Last weekend President Trump lost patience with the impasse on the Hill over pandemic assistance and signed four executive actions that purportedly took care of some of the issues. There was one Executive Order to minimize evictions and three memos on student loan repayment relief, payroll tax deferral, and increased unemployment benefits.
And they didn’t actually spell anything out so much as order the appropriate agencies to come up with a plan.
Those plans – in addition to being bad budgeting practice, bad for accountability, and legally suspect – are likely to be ineffective. Which is what tends to happen when you don’t think things through.

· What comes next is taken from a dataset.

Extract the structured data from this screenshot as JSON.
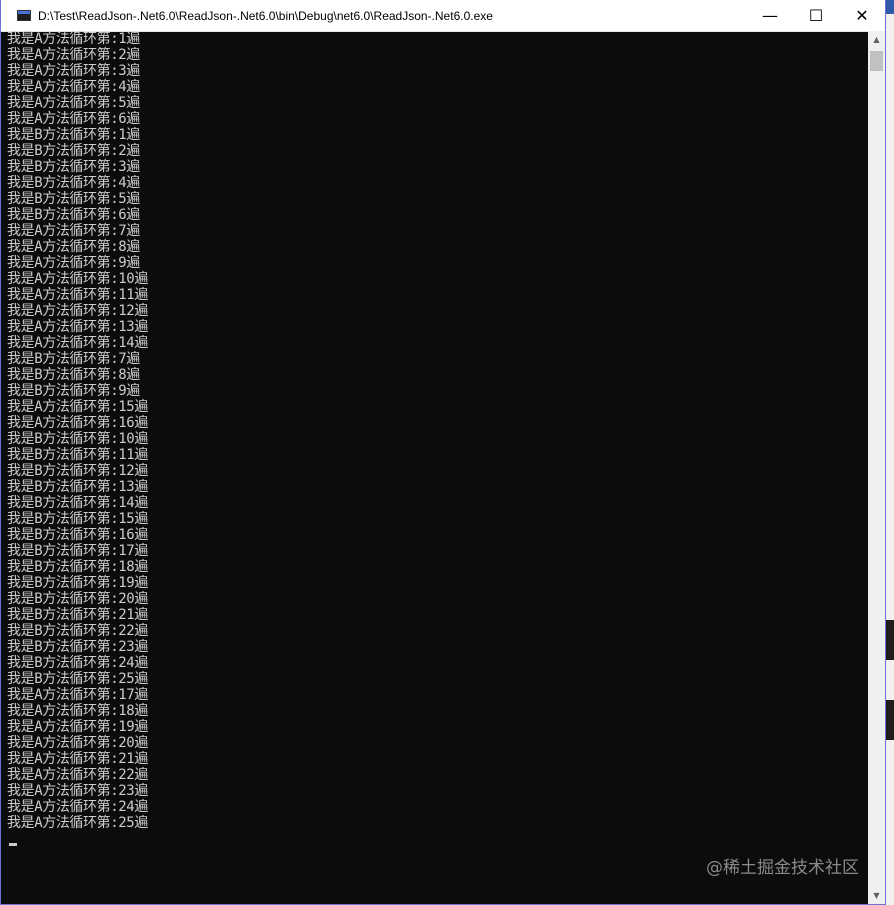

Case in point: the payroll tax deferral – roundly opposed by Democrats and Republicans on the Hill – won’t help anyone who is currently unemployed. Meanwhile employers and payroll companies are left waiting for Treasury to figure out how to implement the plan. Because at roughly 7.6 percent raise per pay period until the end of year, it is a relatively small boost. But deferral means that employees will have to repay that cash absent legislative action. (It’s not even clear that money will go to employees, some employers may hold the cash in escrow to ensure they aren’t stuck with the bill when repayment is required). Furthermore, the payroll tax deferral will simply reduce revenues into the Social Security and Medicare Trust Funds that are already in trouble.
Helping the millions of people who are unemployed because of COVID-19 is important, but the administration can’t just appropriate money, constitutionally that’s Congress’ job. So what did they direct Cabinet officials to do? Raid the Disaster Relief Fund (DRF). This end-run is barely legal and an actively bad idea. It will require states to match the $300 from the feds with $100 (a standard 75 percent/25 percent match which may be waived). But it’s also a bad idea because these funds exist to help quickly respond to natural disasters. Each year a pre-determined amount (rolling ten-year average actual disaster spending with high and low year removed) of disaster costs are budgeted for in advance. So instead of waiting for Congress to act in the immediate aftermath of the disaster, there’s a large pot of money at the ready. But in an administration with little regard for the rules, it’s tempting as a political relief valve right now. Convenient though it is, raiding the DRF is flat out foolish, especially a week after a rare derecho tore through the Midwest and while the country is entering the most active period of a hurricane season that started early and is outpacing predictions.
It used to be that intentionally violating the Purpose Statute, Antideficiency Act, and Impoundment Control Act to get what you want was almost unheard of. But this president, and his administration, have been allowed to violate all the norms of federal appropriations law with little penalty. From keeping National Parks open and improperly using entrance fees during a government shutdown to the IRS processing refunds during a shutdown. Also illegally transferring money from military construction for the border barrier. Just last month the GAO reported that the CBP spent emergency funds intended for medical care and food on ATVs, security cameras and even dog food. Then there was the withholding of funds duly appropriated as aid to Ukraine. And now we’re seeing this end-run tactic again with the idea of tapping the DRF.
So why do this? Why pull a move that isn’t going to really work, and is legally questionable, to boot? Well, first it allows the White House to let out a bit of the pressure to get a deal done as people start to see benefits evaporate. It also allows the president to pretend he made people “do something!”
We say this a lot to Congress: Dig in, deal with the policy, do the actual work. It applies equally to the president. Especially during a historic, still unfolding, global pandemic and its economic fallout with north of 31 million Americans out of work.